- _EXERCISE REQUIREMENTS_: Return the records below in full. Keep every word exact and skip the images.

- _EXTRACTED INFORMATION_:
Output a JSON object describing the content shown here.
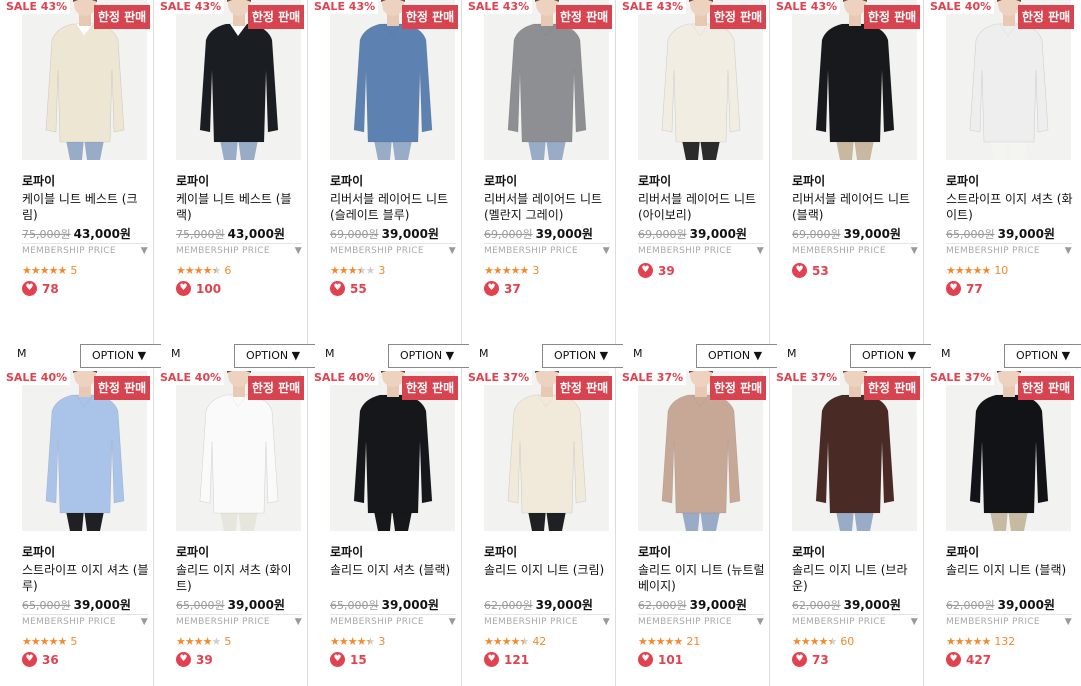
{
  "colors": {
    "accent": "#e2424f",
    "badge_bg": "#d7434f",
    "star": "#f08a2c",
    "muted": "#9a9a9a",
    "divider": "#dcdcdc"
  },
  "icons": {
    "heart": "heart-icon",
    "star": "star-icon",
    "caret": "caret-down-icon"
  },
  "common": {
    "membership_label": "MEMBERSHIP PRICE",
    "option_label": "OPTION ▼",
    "size_label": "M",
    "caret": "▼"
  },
  "rows": [
    {
      "products": [
        {
          "sale": "SALE 43%",
          "badge": "한정 판매",
          "brand": "로파이",
          "name": "케이블 니트 베스트 (크림)",
          "original_price": "75,000원",
          "sale_price": "43,000원",
          "rating_stars": 5,
          "stars": "★★★★★",
          "review_count": "5",
          "likes": "78",
          "garment": "#ece6d2",
          "garment2": "#ffffff",
          "pants": "#98acc8"
        },
        {
          "sale": "SALE 43%",
          "badge": "한정 판매",
          "brand": "로파이",
          "name": "케이블 니트 베스트 (블랙)",
          "original_price": "75,000원",
          "sale_price": "43,000원",
          "rating_stars": 4.5,
          "stars": "★★★★★",
          "review_count": "6",
          "likes": "100",
          "garment": "#1a1d22",
          "garment2": "#ffffff",
          "pants": "#98acc8"
        },
        {
          "sale": "SALE 43%",
          "badge": "한정 판매",
          "brand": "로파이",
          "name": "리버서블 레이어드 니트 (슬레이트 블루)",
          "original_price": "69,000원",
          "sale_price": "39,000원",
          "rating_stars": 3.5,
          "stars": "★★★★★",
          "review_count": "3",
          "likes": "55",
          "garment": "#5d82b2",
          "garment2": "#5d82b2",
          "pants": "#98acc8"
        },
        {
          "sale": "SALE 43%",
          "badge": "한정 판매",
          "brand": "로파이",
          "name": "리버서블 레이어드 니트 (멜란지 그레이)",
          "original_price": "69,000원",
          "sale_price": "39,000원",
          "rating_stars": 5,
          "stars": "★★★★★",
          "review_count": "3",
          "likes": "37",
          "garment": "#8d8f93",
          "garment2": "#8d8f93",
          "pants": "#98acc8"
        },
        {
          "sale": "SALE 43%",
          "badge": "한정 판매",
          "brand": "로파이",
          "name": "리버서블 레이어드 니트 (아이보리)",
          "original_price": "69,000원",
          "sale_price": "39,000원",
          "rating_stars": 0,
          "stars": "",
          "review_count": "",
          "likes": "39",
          "garment": "#f1ede3",
          "garment2": "#f1ede3",
          "pants": "#2b2b2b"
        },
        {
          "sale": "SALE 43%",
          "badge": "한정 판매",
          "brand": "로파이",
          "name": "리버서블 레이어드 니트 (블랙)",
          "original_price": "69,000원",
          "sale_price": "39,000원",
          "rating_stars": 0,
          "stars": "",
          "review_count": "",
          "likes": "53",
          "garment": "#17191d",
          "garment2": "#17191d",
          "pants": "#c8b8a0"
        },
        {
          "sale": "SALE 40%",
          "badge": "한정 판매",
          "brand": "로파이",
          "name": "스트라이프 이지 셔츠 (화이트)",
          "original_price": "65,000원",
          "sale_price": "39,000원",
          "rating_stars": 5,
          "stars": "★★★★★",
          "review_count": "10",
          "likes": "77",
          "garment": "#eeeeee",
          "garment2": "#eeeeee",
          "pants": "#f4f4f0"
        }
      ]
    },
    {
      "products": [
        {
          "sale": "SALE 40%",
          "badge": "한정 판매",
          "brand": "로파이",
          "name": "스트라이프 이지 셔츠 (블루)",
          "original_price": "65,000원",
          "sale_price": "39,000원",
          "rating_stars": 5,
          "stars": "★★★★★",
          "review_count": "5",
          "likes": "36",
          "garment": "#a9c4e8",
          "garment2": "#a9c4e8",
          "pants": "#1e2024"
        },
        {
          "sale": "SALE 40%",
          "badge": "한정 판매",
          "brand": "로파이",
          "name": "솔리드 이지 셔츠 (화이트)",
          "original_price": "65,000원",
          "sale_price": "39,000원",
          "rating_stars": 4,
          "stars": "★★★★★",
          "review_count": "5",
          "likes": "39",
          "garment": "#fafafa",
          "garment2": "#fafafa",
          "pants": "#e6e6dd"
        },
        {
          "sale": "SALE 40%",
          "badge": "한정 판매",
          "brand": "로파이",
          "name": "솔리드 이지 셔츠 (블랙)",
          "original_price": "65,000원",
          "sale_price": "39,000원",
          "rating_stars": 4.5,
          "stars": "★★★★★",
          "review_count": "3",
          "likes": "15",
          "garment": "#15171a",
          "garment2": "#15171a",
          "pants": "#15171a"
        },
        {
          "sale": "SALE 37%",
          "badge": "한정 판매",
          "brand": "로파이",
          "name": "솔리드 이지 니트 (크림)",
          "original_price": "62,000원",
          "sale_price": "39,000원",
          "rating_stars": 4.5,
          "stars": "★★★★★",
          "review_count": "42",
          "likes": "121",
          "garment": "#f1eadb",
          "garment2": "#f1eadb",
          "pants": "#1e2024"
        },
        {
          "sale": "SALE 37%",
          "badge": "한정 판매",
          "brand": "로파이",
          "name": "솔리드 이지 니트 (뉴트럴 베이지)",
          "original_price": "62,000원",
          "sale_price": "39,000원",
          "rating_stars": 5,
          "stars": "★★★★★",
          "review_count": "21",
          "likes": "101",
          "garment": "#c7a796",
          "garment2": "#c7a796",
          "pants": "#98acc8"
        },
        {
          "sale": "SALE 37%",
          "badge": "한정 판매",
          "brand": "로파이",
          "name": "솔리드 이지 니트 (브라운)",
          "original_price": "62,000원",
          "sale_price": "39,000원",
          "rating_stars": 4.5,
          "stars": "★★★★★",
          "review_count": "60",
          "likes": "73",
          "garment": "#4a2a24",
          "garment2": "#4a2a24",
          "pants": "#98acc8"
        },
        {
          "sale": "SALE 37%",
          "badge": "한정 판매",
          "brand": "로파이",
          "name": "솔리드 이지 니트 (블랙)",
          "original_price": "62,000원",
          "sale_price": "39,000원",
          "rating_stars": 5,
          "stars": "★★★★★",
          "review_count": "132",
          "likes": "427",
          "garment": "#121316",
          "garment2": "#121316",
          "pants": "#c6bba2"
        }
      ]
    }
  ]
}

- _RESPONSE_:
Output a JSON object describing the content shown here.
{
  "colors": {
    "accent": "#e2424f",
    "badge_bg": "#d7434f",
    "star": "#f08a2c",
    "muted": "#9a9a9a",
    "divider": "#dcdcdc"
  },
  "icons": {
    "heart": "heart-icon",
    "star": "star-icon",
    "caret": "caret-down-icon"
  },
  "common": {
    "membership_label": "MEMBERSHIP PRICE",
    "option_label": "OPTION ▼",
    "size_label": "M",
    "caret": "▼"
  },
  "rows": [
    {
      "products": [
        {
          "sale": "SALE 43%",
          "badge": "한정 판매",
          "brand": "로파이",
          "name": "케이블 니트 베스트 (크림)",
          "original_price": "75,000원",
          "sale_price": "43,000원",
          "rating_stars": 5,
          "stars": "★★★★★",
          "review_count": "5",
          "likes": "78",
          "garment": "#ece6d2",
          "garment2": "#ffffff",
          "pants": "#98acc8"
        },
        {
          "sale": "SALE 43%",
          "badge": "한정 판매",
          "brand": "로파이",
          "name": "케이블 니트 베스트 (블랙)",
          "original_price": "75,000원",
          "sale_price": "43,000원",
          "rating_stars": 4.5,
          "stars": "★★★★★",
          "review_count": "6",
          "likes": "100",
          "garment": "#1a1d22",
          "garment2": "#ffffff",
          "pants": "#98acc8"
        },
        {
          "sale": "SALE 43%",
          "badge": "한정 판매",
          "brand": "로파이",
          "name": "리버서블 레이어드 니트 (슬레이트 블루)",
          "original_price": "69,000원",
          "sale_price": "39,000원",
          "rating_stars": 3.5,
          "stars": "★★★★★",
          "review_count": "3",
          "likes": "55",
          "garment": "#5d82b2",
          "garment2": "#5d82b2",
          "pants": "#98acc8"
        },
        {
          "sale": "SALE 43%",
          "badge": "한정 판매",
          "brand": "로파이",
          "name": "리버서블 레이어드 니트 (멜란지 그레이)",
          "original_price": "69,000원",
          "sale_price": "39,000원",
          "rating_stars": 5,
          "stars": "★★★★★",
          "review_count": "3",
          "likes": "37",
          "garment": "#8d8f93",
          "garment2": "#8d8f93",
          "pants": "#98acc8"
        },
        {
          "sale": "SALE 43%",
          "badge": "한정 판매",
          "brand": "로파이",
          "name": "리버서블 레이어드 니트 (아이보리)",
          "original_price": "69,000원",
          "sale_price": "39,000원",
          "rating_stars": 0,
          "stars": "",
          "review_count": "",
          "likes": "39",
          "garment": "#f1ede3",
          "garment2": "#f1ede3",
          "pants": "#2b2b2b"
        },
        {
          "sale": "SALE 43%",
          "badge": "한정 판매",
          "brand": "로파이",
          "name": "리버서블 레이어드 니트 (블랙)",
          "original_price": "69,000원",
          "sale_price": "39,000원",
          "rating_stars": 0,
          "stars": "",
          "review_count": "",
          "likes": "53",
          "garment": "#17191d",
          "garment2": "#17191d",
          "pants": "#c8b8a0"
        },
        {
          "sale": "SALE 40%",
          "badge": "한정 판매",
          "brand": "로파이",
          "name": "스트라이프 이지 셔츠 (화이트)",
          "original_price": "65,000원",
          "sale_price": "39,000원",
          "rating_stars": 5,
          "stars": "★★★★★",
          "review_count": "10",
          "likes": "77",
          "garment": "#eeeeee",
          "garment2": "#eeeeee",
          "pants": "#f4f4f0"
        }
      ]
    },
    {
      "products": [
        {
          "sale": "SALE 40%",
          "badge": "한정 판매",
          "brand": "로파이",
          "name": "스트라이프 이지 셔츠 (블루)",
          "original_price": "65,000원",
          "sale_price": "39,000원",
          "rating_stars": 5,
          "stars": "★★★★★",
          "review_count": "5",
          "likes": "36",
          "garment": "#a9c4e8",
          "garment2": "#a9c4e8",
          "pants": "#1e2024"
        },
        {
          "sale": "SALE 40%",
          "badge": "한정 판매",
          "brand": "로파이",
          "name": "솔리드 이지 셔츠 (화이트)",
          "original_price": "65,000원",
          "sale_price": "39,000원",
          "rating_stars": 4,
          "stars": "★★★★★",
          "review_count": "5",
          "likes": "39",
          "garment": "#fafafa",
          "garment2": "#fafafa",
          "pants": "#e6e6dd"
        },
        {
          "sale": "SALE 40%",
          "badge": "한정 판매",
          "brand": "로파이",
          "name": "솔리드 이지 셔츠 (블랙)",
          "original_price": "65,000원",
          "sale_price": "39,000원",
          "rating_stars": 4.5,
          "stars": "★★★★★",
          "review_count": "3",
          "likes": "15",
          "garment": "#15171a",
          "garment2": "#15171a",
          "pants": "#15171a"
        },
        {
          "sale": "SALE 37%",
          "badge": "한정 판매",
          "brand": "로파이",
          "name": "솔리드 이지 니트 (크림)",
          "original_price": "62,000원",
          "sale_price": "39,000원",
          "rating_stars": 4.5,
          "stars": "★★★★★",
          "review_count": "42",
          "likes": "121",
          "garment": "#f1eadb",
          "garment2": "#f1eadb",
          "pants": "#1e2024"
        },
        {
          "sale": "SALE 37%",
          "badge": "한정 판매",
          "brand": "로파이",
          "name": "솔리드 이지 니트 (뉴트럴 베이지)",
          "original_price": "62,000원",
          "sale_price": "39,000원",
          "rating_stars": 5,
          "stars": "★★★★★",
          "review_count": "21",
          "likes": "101",
          "garment": "#c7a796",
          "garment2": "#c7a796",
          "pants": "#98acc8"
        },
        {
          "sale": "SALE 37%",
          "badge": "한정 판매",
          "brand": "로파이",
          "name": "솔리드 이지 니트 (브라운)",
          "original_price": "62,000원",
          "sale_price": "39,000원",
          "rating_stars": 4.5,
          "stars": "★★★★★",
          "review_count": "60",
          "likes": "73",
          "garment": "#4a2a24",
          "garment2": "#4a2a24",
          "pants": "#98acc8"
        },
        {
          "sale": "SALE 37%",
          "badge": "한정 판매",
          "brand": "로파이",
          "name": "솔리드 이지 니트 (블랙)",
          "original_price": "62,000원",
          "sale_price": "39,000원",
          "rating_stars": 5,
          "stars": "★★★★★",
          "review_count": "132",
          "likes": "427",
          "garment": "#121316",
          "garment2": "#121316",
          "pants": "#c6bba2"
        }
      ]
    }
  ]
}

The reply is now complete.